• [Exercise]: All lines below must be repeated exactly, with the pictures omitted.

Given records below:

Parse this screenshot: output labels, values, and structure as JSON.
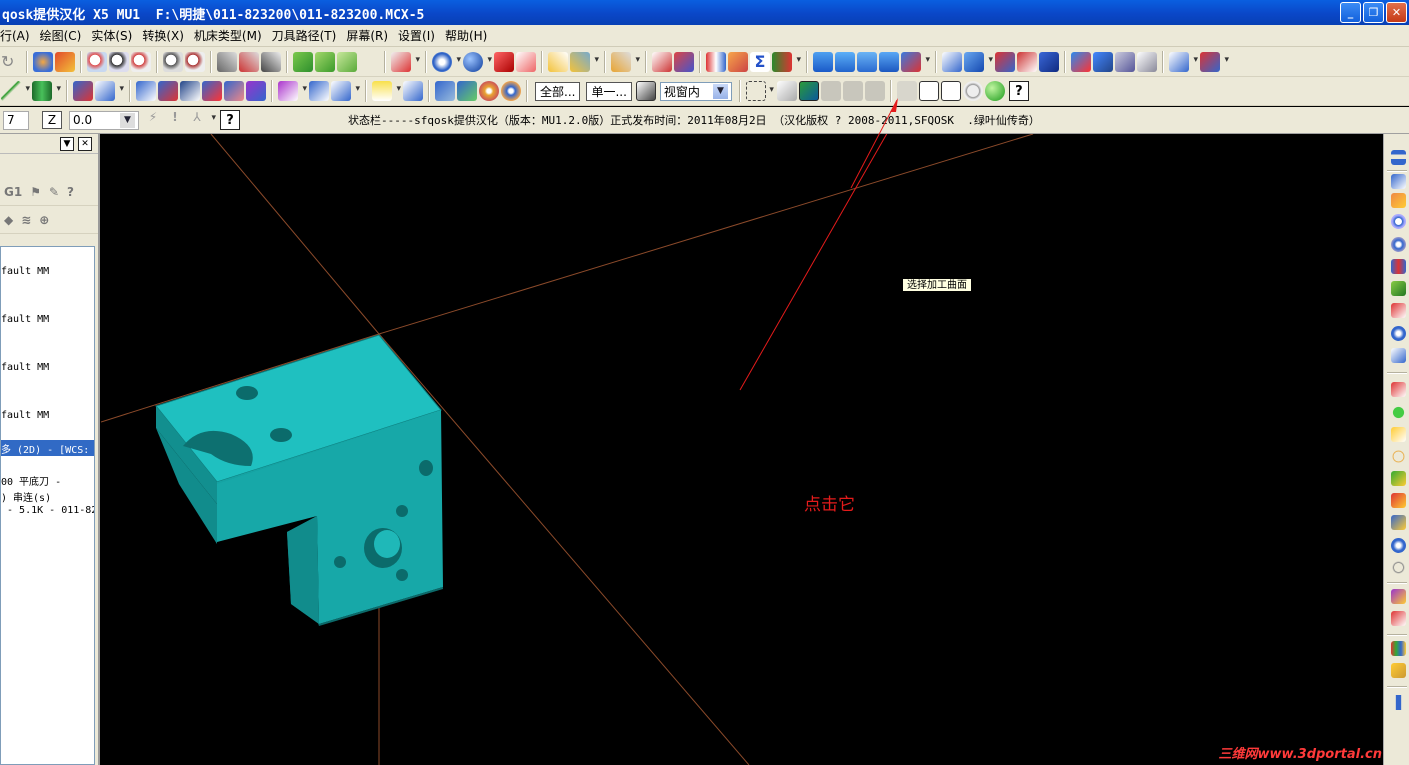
{
  "window": {
    "title": "qosk提供汉化 X5 MU1  F:\\明捷\\011-823200\\011-823200.MCX-5",
    "min": "_",
    "max": "❐",
    "close": "✕"
  },
  "menu": [
    "行(A)",
    "绘图(C)",
    "实体(S)",
    "转换(X)",
    "机床类型(M)",
    "刀具路径(T)",
    "屏幕(R)",
    "设置(I)",
    "帮助(H)"
  ],
  "toolbar2": {
    "all_button": "全部...",
    "single_button": "单一...",
    "view_combo": "视窗内"
  },
  "toolbar3": {
    "left_combo": "7",
    "z_label": "Z",
    "z_value": "0.0",
    "help": "?",
    "status": "状态栏-----sfqosk提供汉化（版本：MU1.2.0版）正式发布时间：2011年08月2日 （汉化版权 ? 2008-2011,SFQOSK  .绿叶仙传奇）"
  },
  "left_panel": {
    "row1_text": "G1",
    "tree": [
      "fault MM",
      "fault MM",
      "fault MM",
      "fault MM",
      "多 (2D) - [WCS:",
      "00 平底刀 -",
      ") 串连(s)",
      " - 5.1K - 011-82"
    ]
  },
  "viewport": {
    "tooltip": "选择加工曲面",
    "annotation": "点击它",
    "watermark": "三维网www.3dportal.cn"
  },
  "colors": {
    "part": "#15a3a3",
    "axis": "#8b4a2a",
    "annotation": "#e41b1b"
  }
}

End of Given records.

• [Output of the task]:
Parse this screenshot: output labels, values, and structure as JSON.
{
  "window": {
    "title": "qosk提供汉化 X5 MU1  F:\\明捷\\011-823200\\011-823200.MCX-5",
    "min": "_",
    "max": "❐",
    "close": "✕"
  },
  "menu": [
    "行(A)",
    "绘图(C)",
    "实体(S)",
    "转换(X)",
    "机床类型(M)",
    "刀具路径(T)",
    "屏幕(R)",
    "设置(I)",
    "帮助(H)"
  ],
  "toolbar2": {
    "all_button": "全部...",
    "single_button": "单一...",
    "view_combo": "视窗内"
  },
  "toolbar3": {
    "left_combo": "7",
    "z_label": "Z",
    "z_value": "0.0",
    "help": "?",
    "status": "状态栏-----sfqosk提供汉化（版本：MU1.2.0版）正式发布时间：2011年08月2日 （汉化版权 ? 2008-2011,SFQOSK  .绿叶仙传奇）"
  },
  "left_panel": {
    "row1_text": "G1",
    "tree": [
      "fault MM",
      "fault MM",
      "fault MM",
      "fault MM",
      "多 (2D) - [WCS:",
      "00 平底刀 -",
      ") 串连(s)",
      " - 5.1K - 011-82"
    ]
  },
  "viewport": {
    "tooltip": "选择加工曲面",
    "annotation": "点击它",
    "watermark": "三维网www.3dportal.cn"
  },
  "colors": {
    "part": "#15a3a3",
    "axis": "#8b4a2a",
    "annotation": "#e41b1b"
  }
}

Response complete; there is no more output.